What usually goes unnoticed are the multiple enablers that surround our lives and enhance our abilities. They make our abilities come alive. And they come in many forms. They stem from opportunities and circumstances that are unique to us.
Some are from the place of privilege (which is true of most even though often not apparent). And some are from the place of adversity. They are the parts of life that make you one of a kind. It’s more than your strengths. It’s your strengths combined with your life’s events.
I could have the same strengths as someone else, yet my opportunities and circumstances surrounding my origin and experiences make me unique.
Let me give you seven enablers surrounding your strengths that make you unique. They also highlight your potential.
This is an essential—not an elective. It’s a must if you want to do something of significance. This usually gets top billing when you are observed. What is it that marks your character for those who know you the best? How can you be intentional in creating it and building on it? Write down two.
2. Your experiences are unique.
The total of your experiences have left an indelible mark. You can’t deny them, make them up, nor change them. They are yours. Even though time moves on, it passes to the present from those experiences. They are, therefore, to be embraced. What are two experiences that were points of demarcation for you?
3. Your advantages are unique.
There are things in life that have given you a competitive advantage. Do you know what they are? Others do! This should not be a haven for self-pity because of what you lacked, or guilt because of what you gained. They are what they are—advantages. No two people’s advantages are the same, so rule out comparison or self-pity. Ignorance will underplay them. Acknowledgment will leverage them. Can you name and claim two of yours?
No one gets far in life without some “game-threatening” challenge. The victim posture never creates learning. At best it will neutralize you and at worst it will nullify you. Neither is a good option. The resilient person is either up or getting back up. Your obstacles have been significant in making you who you are today. Your greatness lies outside your circle of comfort. What are two obstacles that stand out?
5. Your resources are unique.
Everyone has access to resources. What’s uncommon are the resources themselves. There are external resources—money, influential friends, community, technology, etc. And there are internal resources—motivation, resilience, time, commitment, etc. An accurate assessment of resources is essential for the best life decisions. They might be different from others, but for you, their value is just as high. What are four of yours?
6. Your value is unique.
There is an ascending and descending scale of the value we bring to people. We can bring a number of valuable things their way, but not all of them are of the same value to the recipient. The value you bring is multiplied in its benefit. Since they are a part of who you are, the recipient gains more than you give. It’s exponential for them and therefore a great investment of your efforts. Can you describe four of your points of unique value? False modesty is not helpful here.

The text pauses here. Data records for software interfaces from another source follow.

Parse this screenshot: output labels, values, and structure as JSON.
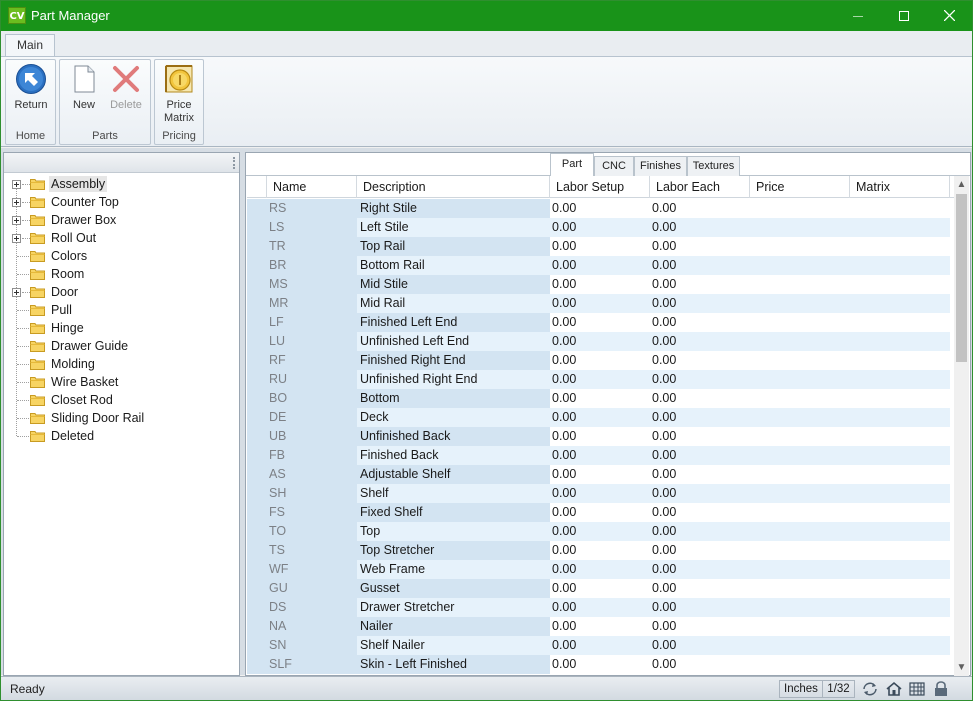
{
  "window": {
    "icon_text": "CV",
    "title": "Part Manager"
  },
  "ribbon": {
    "tabs": [
      "Main"
    ],
    "groups": {
      "home": {
        "label": "Home",
        "return_label": "Return"
      },
      "parts": {
        "label": "Parts",
        "new_label": "New",
        "delete_label": "Delete"
      },
      "pricing": {
        "label": "Pricing",
        "price_line1": "Price",
        "price_line2": "Matrix"
      }
    }
  },
  "tree": {
    "items": [
      {
        "label": "Assembly",
        "expandable": true
      },
      {
        "label": "Counter Top",
        "expandable": true
      },
      {
        "label": "Drawer Box",
        "expandable": true
      },
      {
        "label": "Roll Out",
        "expandable": true
      },
      {
        "label": "Colors",
        "expandable": false
      },
      {
        "label": "Room",
        "expandable": false
      },
      {
        "label": "Door",
        "expandable": true
      },
      {
        "label": "Pull",
        "expandable": false
      },
      {
        "label": "Hinge",
        "expandable": false
      },
      {
        "label": "Drawer Guide",
        "expandable": false
      },
      {
        "label": "Molding",
        "expandable": false
      },
      {
        "label": "Wire Basket",
        "expandable": false
      },
      {
        "label": "Closet Rod",
        "expandable": false
      },
      {
        "label": "Sliding Door Rail",
        "expandable": false
      },
      {
        "label": "Deleted",
        "expandable": false
      }
    ]
  },
  "grid_tabs": [
    "Part",
    "CNC",
    "Finishes",
    "Textures"
  ],
  "grid": {
    "columns": [
      "Name",
      "Description",
      "Labor Setup",
      "Labor Each",
      "Price",
      "Matrix"
    ],
    "rows": [
      {
        "name": "RS",
        "desc": "Right Stile",
        "setup": "0.00",
        "each": "0.00"
      },
      {
        "name": "LS",
        "desc": "Left Stile",
        "setup": "0.00",
        "each": "0.00"
      },
      {
        "name": "TR",
        "desc": "Top Rail",
        "setup": "0.00",
        "each": "0.00"
      },
      {
        "name": "BR",
        "desc": "Bottom Rail",
        "setup": "0.00",
        "each": "0.00"
      },
      {
        "name": "MS",
        "desc": "Mid Stile",
        "setup": "0.00",
        "each": "0.00"
      },
      {
        "name": "MR",
        "desc": "Mid Rail",
        "setup": "0.00",
        "each": "0.00"
      },
      {
        "name": "LF",
        "desc": "Finished Left End",
        "setup": "0.00",
        "each": "0.00"
      },
      {
        "name": "LU",
        "desc": "Unfinished Left End",
        "setup": "0.00",
        "each": "0.00"
      },
      {
        "name": "RF",
        "desc": "Finished Right End",
        "setup": "0.00",
        "each": "0.00"
      },
      {
        "name": "RU",
        "desc": "Unfinished Right End",
        "setup": "0.00",
        "each": "0.00"
      },
      {
        "name": "BO",
        "desc": "Bottom",
        "setup": "0.00",
        "each": "0.00"
      },
      {
        "name": "DE",
        "desc": "Deck",
        "setup": "0.00",
        "each": "0.00"
      },
      {
        "name": "UB",
        "desc": "Unfinished Back",
        "setup": "0.00",
        "each": "0.00"
      },
      {
        "name": "FB",
        "desc": "Finished Back",
        "setup": "0.00",
        "each": "0.00"
      },
      {
        "name": "AS",
        "desc": "Adjustable Shelf",
        "setup": "0.00",
        "each": "0.00"
      },
      {
        "name": "SH",
        "desc": "Shelf",
        "setup": "0.00",
        "each": "0.00"
      },
      {
        "name": "FS",
        "desc": "Fixed Shelf",
        "setup": "0.00",
        "each": "0.00"
      },
      {
        "name": "TO",
        "desc": "Top",
        "setup": "0.00",
        "each": "0.00"
      },
      {
        "name": "TS",
        "desc": "Top Stretcher",
        "setup": "0.00",
        "each": "0.00"
      },
      {
        "name": "WF",
        "desc": "Web Frame",
        "setup": "0.00",
        "each": "0.00"
      },
      {
        "name": "GU",
        "desc": "Gusset",
        "setup": "0.00",
        "each": "0.00"
      },
      {
        "name": "DS",
        "desc": "Drawer Stretcher",
        "setup": "0.00",
        "each": "0.00"
      },
      {
        "name": "NA",
        "desc": "Nailer",
        "setup": "0.00",
        "each": "0.00"
      },
      {
        "name": "SN",
        "desc": "Shelf Nailer",
        "setup": "0.00",
        "each": "0.00"
      },
      {
        "name": "SLF",
        "desc": "Skin - Left Finished",
        "setup": "0.00",
        "each": "0.00"
      }
    ]
  },
  "status": {
    "text": "Ready",
    "units": "Inches",
    "fraction": "1/32"
  },
  "colors": {
    "titlebar": "#199319",
    "row_alt": "#e6f2fb",
    "name_col": "#d3e4f2"
  }
}
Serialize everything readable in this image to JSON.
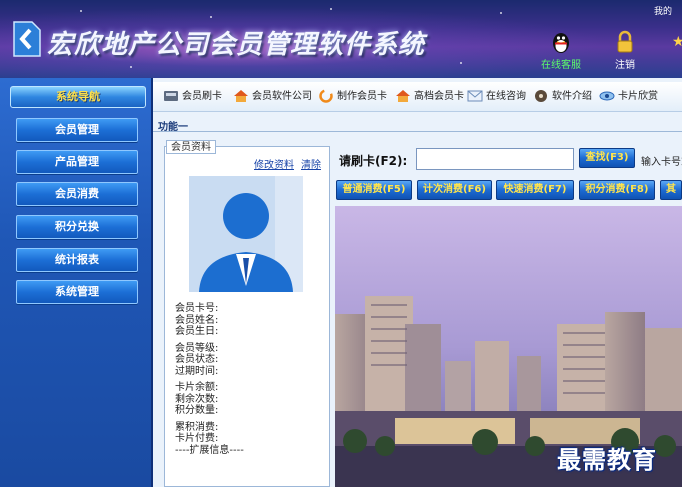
{
  "header": {
    "title": "宏欣地产公司会员管理软件系统",
    "user_text": "我的",
    "buttons": [
      {
        "label": "在线客服",
        "icon": "qq-penguin-icon"
      },
      {
        "label": "注销",
        "icon": "lock-icon"
      }
    ]
  },
  "sidebar": {
    "heading": "系统导航",
    "items": [
      {
        "label": "会员管理"
      },
      {
        "label": "产品管理"
      },
      {
        "label": "会员消费"
      },
      {
        "label": "积分兑换"
      },
      {
        "label": "统计报表"
      },
      {
        "label": "系统管理"
      }
    ]
  },
  "toolbar": {
    "items": [
      {
        "label": "会员刷卡",
        "icon": "card-reader-icon"
      },
      {
        "label": "会员软件公司",
        "icon": "house-icon"
      },
      {
        "label": "制作会员卡",
        "icon": "refresh-icon"
      },
      {
        "label": "高档会员卡",
        "icon": "house-icon"
      },
      {
        "label": "在线咨询",
        "icon": "mail-icon"
      },
      {
        "label": "软件介绍",
        "icon": "disc-icon"
      },
      {
        "label": "卡片欣赏",
        "icon": "eye-icon"
      }
    ]
  },
  "function_label": "功能一",
  "member": {
    "legend": "会员资料",
    "edit_link": "修改资料",
    "clear_link": "清除",
    "fields": [
      "会员卡号:",
      "会员姓名:",
      "会员生日:",
      "会员等级:",
      "会员状态:",
      "过期时间:",
      "卡片余额:",
      "剩余次数:",
      "积分数量:",
      "累积消费:",
      "卡片付费:",
      "----扩展信息----"
    ]
  },
  "card": {
    "label": "请刷卡(F2):",
    "input_value": "",
    "search_button": "查找(F3)",
    "hint": "输入卡号或"
  },
  "actions": [
    "普通消费(F5)",
    "计次消费(F6)",
    "快速消费(F7)",
    "积分消费(F8)",
    "其"
  ],
  "watermark": "最需教育",
  "colors": {
    "accent": "#1d6bd3",
    "button_text": "#ffe44c",
    "sidebar": "#1f57b6"
  }
}
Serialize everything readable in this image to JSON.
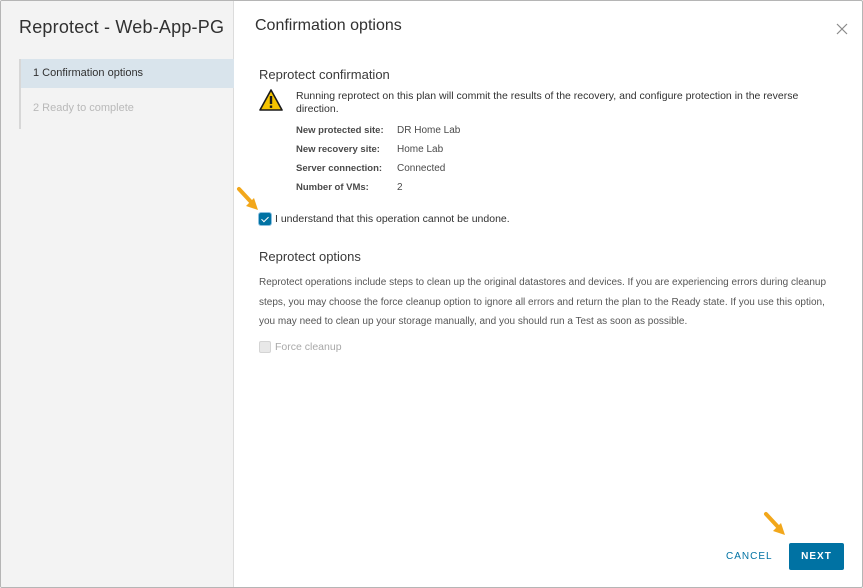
{
  "wizard": {
    "title": "Reprotect - Web-App-PG"
  },
  "steps": [
    {
      "label": "1  Confirmation options",
      "state": "active"
    },
    {
      "label": "2  Ready to complete",
      "state": "disabled"
    }
  ],
  "page": {
    "title": "Confirmation options"
  },
  "confirmation": {
    "title": "Reprotect confirmation",
    "warning_text": "Running reprotect on this plan will commit the results of the recovery, and configure protection in the reverse direction.",
    "details": [
      {
        "key": "New protected site:",
        "value": "DR Home Lab"
      },
      {
        "key": "New recovery site:",
        "value": "Home Lab"
      },
      {
        "key": "Server connection:",
        "value": "Connected"
      },
      {
        "key": "Number of VMs:",
        "value": "2"
      }
    ],
    "ack_label": "I understand that this operation cannot be undone.",
    "ack_checked": true
  },
  "options": {
    "title": "Reprotect options",
    "description": "Reprotect operations include steps to clean up the original datastores and devices. If you are experiencing errors during cleanup steps, you may choose the force cleanup option to ignore all errors and return the plan to the Ready state. If you use this option, you may need to clean up your storage manually, and you should run a Test as soon as possible.",
    "force_label": "Force cleanup",
    "force_checked": false
  },
  "footer": {
    "cancel_label": "CANCEL",
    "next_label": "NEXT"
  },
  "colors": {
    "accent": "#0072a3",
    "warning": "#f5c400",
    "annotation_arrow": "#f2a71b"
  },
  "icons": {
    "close": "close-icon",
    "warning": "warning-triangle-icon",
    "check": "checkmark-icon",
    "annotation": "arrow-pointer-icon"
  }
}
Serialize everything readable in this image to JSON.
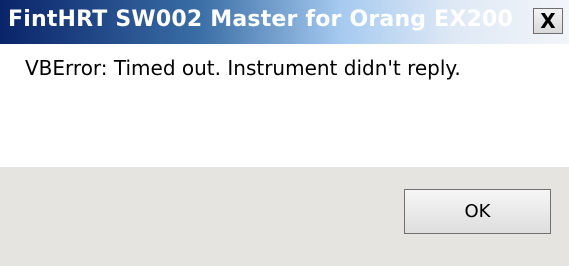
{
  "window": {
    "title": "FintHRT SW002 Master for Orang EX200",
    "close_glyph": "X"
  },
  "dialog": {
    "message": "VBError: Timed out. Instrument didn't reply.",
    "ok_label": "OK"
  },
  "icons": {
    "close": "close-icon"
  },
  "colors": {
    "titlebar_start": "#0a246a",
    "titlebar_end": "#f2f5fa",
    "footer_bg": "#e6e4e0"
  }
}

7. Your markets are unique.
You are capable of running in many venues, but what is that niche where your effectiveness peaks? Some call this your tribe—that place where you exert the greatest influence. The distinctions of these markets might be fuzzy, but they eventually self-define and will reveal themselves as your most likely place of impact and influence. It’s difficult to be all things to all people. What are three of those markets, those niches that are a great fit?
Your key to developing the leader in you starts at your core, but doesn’t end there. Be aware of these seven enablers that highlight your unique abilities and increase your ever-expanding potential. They are a great resource. And the good news is, they are yours!
This post originally appeared on LeadershipTraQ.com.
Mick Ukleja, Ph.D., is the founder and president of LeadershipTraQ. He empowers leaders to optimize their talent and equips them to excel in their professional and personal life. Mick is an author, speaker and generational strategist. He writes and speaks on engaging millennials at work. He is the co-author of Managing the Millennials: Discover the Core Competencies for Managing Today’s Workforce, 2nd Edition, which is used in corporate training and business schools. He co-founded the Ukleja Center for Ethical Leadership at California State University, Long Beach, which promotes ethics across the curriculum. Mick is an adjunct professor in the MBA program at Concordia University. His book Who Are You? What Do You Want? has been praised by legendary coach John Wooden: “I have always taught that success can be achieved by each one of us. These principles provide an excellent life-planning guide for bringing out your best.” Mick has been featured on Fox News, CNN, Fox Business Network, NBC and in numerous publications. Keep up with Mick at Leadershiptraq.com.